While there are many positive roles played by social media, it has many setbacks as recent reports have said that over- or misuse of social media can have a negative impact on self-esteem and mental health, particularly among younger users.
So how and when might social media use be detrimental to our mental wellbeing?
One piece of research posited that tweeting or checking emails may be ‘harder to resist than cigarettes and alcohol’. The more social media use becomes an important part of our daily routine, the more we may become too emotionally and psychologically dependent on it. Asides that, addiction to social media affects our everyday relationships, sleep hygiene, or our performance at work or in our studies.
The Fear of Missing Out (FoMO) factor
Getting into the habit of checking social media at any available time may lead to us checking on impulse. This can lead to us never really switching off or taking time to relax. Many social media users today live in the fear of missing out on an update from a friend or celebrity causing them to constantly check their social media platforms at all available given times.
One thing that makes social media fun is that we get to have a glimpse into the lives of others and keep up to date with them. However, being in constant contact with the lives of others can lead to critical comparison leading to feelings to insecurity. We forget that most of what we see on social media platforms are carefully selected and filtered content and we aspire to unrealistic expectations.
One study has suggested that the more frequently you visit social networking sites the more likely you are to feel socially isolated. However, like many of the studies exploring the effects of social media on mental health, it is difficult to pinpoint causation.
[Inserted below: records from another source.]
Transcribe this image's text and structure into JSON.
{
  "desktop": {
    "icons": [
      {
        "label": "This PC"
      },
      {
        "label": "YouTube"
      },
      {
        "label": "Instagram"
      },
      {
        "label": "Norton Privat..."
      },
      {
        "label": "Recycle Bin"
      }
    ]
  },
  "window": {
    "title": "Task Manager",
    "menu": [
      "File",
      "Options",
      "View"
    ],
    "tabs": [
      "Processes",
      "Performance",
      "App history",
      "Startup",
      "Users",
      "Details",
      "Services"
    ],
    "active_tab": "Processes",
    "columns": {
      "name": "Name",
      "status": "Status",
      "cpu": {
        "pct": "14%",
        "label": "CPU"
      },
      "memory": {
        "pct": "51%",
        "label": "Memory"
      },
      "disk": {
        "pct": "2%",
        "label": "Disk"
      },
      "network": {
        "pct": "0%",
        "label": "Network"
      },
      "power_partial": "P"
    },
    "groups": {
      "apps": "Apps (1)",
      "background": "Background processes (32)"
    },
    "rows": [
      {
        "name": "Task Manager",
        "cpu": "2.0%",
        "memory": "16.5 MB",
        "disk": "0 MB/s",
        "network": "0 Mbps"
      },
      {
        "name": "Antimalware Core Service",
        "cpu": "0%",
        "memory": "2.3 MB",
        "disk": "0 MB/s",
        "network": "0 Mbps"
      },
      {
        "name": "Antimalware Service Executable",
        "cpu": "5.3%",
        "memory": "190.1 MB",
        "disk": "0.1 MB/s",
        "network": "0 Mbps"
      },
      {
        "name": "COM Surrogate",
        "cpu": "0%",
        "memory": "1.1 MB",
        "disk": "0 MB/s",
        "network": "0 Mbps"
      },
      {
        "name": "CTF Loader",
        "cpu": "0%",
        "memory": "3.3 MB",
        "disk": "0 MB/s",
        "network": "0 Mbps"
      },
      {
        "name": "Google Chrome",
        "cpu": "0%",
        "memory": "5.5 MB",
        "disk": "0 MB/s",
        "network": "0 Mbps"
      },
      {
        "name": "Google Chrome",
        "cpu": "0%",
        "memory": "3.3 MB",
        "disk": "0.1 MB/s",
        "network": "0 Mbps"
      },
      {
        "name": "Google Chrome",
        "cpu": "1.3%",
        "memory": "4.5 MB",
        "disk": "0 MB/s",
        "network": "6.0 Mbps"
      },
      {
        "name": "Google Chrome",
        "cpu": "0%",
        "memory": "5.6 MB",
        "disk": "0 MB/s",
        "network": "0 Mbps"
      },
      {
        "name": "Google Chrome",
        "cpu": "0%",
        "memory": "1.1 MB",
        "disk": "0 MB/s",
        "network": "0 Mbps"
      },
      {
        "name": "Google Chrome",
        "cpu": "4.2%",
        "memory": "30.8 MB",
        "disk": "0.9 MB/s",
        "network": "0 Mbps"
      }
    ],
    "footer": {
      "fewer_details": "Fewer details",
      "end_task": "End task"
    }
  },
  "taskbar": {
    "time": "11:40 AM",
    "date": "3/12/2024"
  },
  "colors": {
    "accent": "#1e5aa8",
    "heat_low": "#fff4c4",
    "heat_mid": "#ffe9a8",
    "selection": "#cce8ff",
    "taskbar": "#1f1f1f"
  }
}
One major headache of social networking is the issue of cyber or online bullying. 70 percent of young people and 40 percent of adults say that they have experienced some form of cyberbullying. The Royal Society for Public Health says that victims of bullying are more likely to experience depression, anxiety and even self-harm.
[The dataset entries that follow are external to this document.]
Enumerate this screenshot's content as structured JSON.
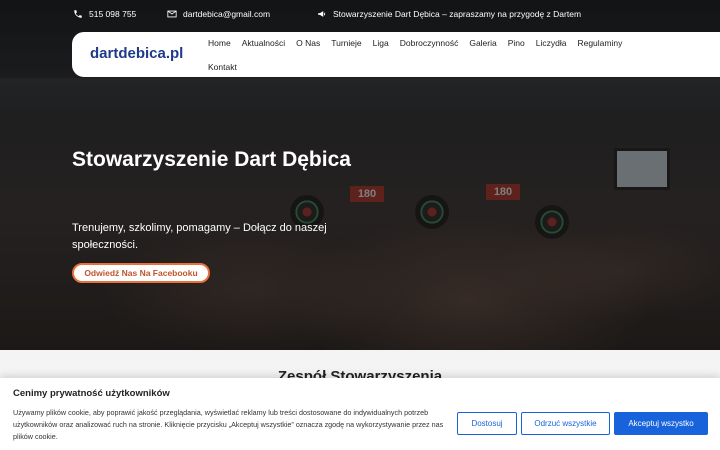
{
  "topbar": {
    "phone": "515 098 755",
    "email": "dartdebica@gmail.com",
    "announcement": "Stowarzyszenie Dart Dębica – zapraszamy na przygodę z Dartem"
  },
  "nav": {
    "logo": "dartdebica.pl",
    "items": [
      "Home",
      "Aktualności",
      "O Nas",
      "Turnieje",
      "Liga",
      "Dobroczynność",
      "Galeria",
      "Pino",
      "Liczydła",
      "Regulaminy",
      "Kontakt"
    ]
  },
  "hero": {
    "title": "Stowarzyszenie Dart Dębica",
    "subtitle": "Trenujemy, szkolimy, pomagamy – Dołącz do naszej społeczności.",
    "button": "Odwiedź Nas Na Facebooku",
    "sign": "180"
  },
  "section": {
    "heading": "Zespół Stowarzyszenia"
  },
  "cookie": {
    "title": "Cenimy prywatność użytkowników",
    "text": "Używamy plików cookie, aby poprawić jakość przeglądania, wyświetlać reklamy lub treści dostosowane do indywidualnych potrzeb użytkowników oraz analizować ruch na stronie. Kliknięcie przycisku „Akceptuj wszystkie” oznacza zgodę na wykorzystywanie przez nas plików cookie.",
    "btn_customize": "Dostosuj",
    "btn_reject": "Odrzuć wszystkie",
    "btn_accept": "Akceptuj wszystko"
  },
  "colors": {
    "accent": "#1863dc",
    "logo": "#1e3a8a",
    "hero_button_border": "#e8703a"
  }
}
Anxiety and depression
One study has reported that simultaneous use of multiple social networking sites led users to be more likely to report feelings of anxiety or depression. Those that already have difficulties with anxiety, problems such as body dysmorphic disorder and low self-esteem issues may be compounded by social media.’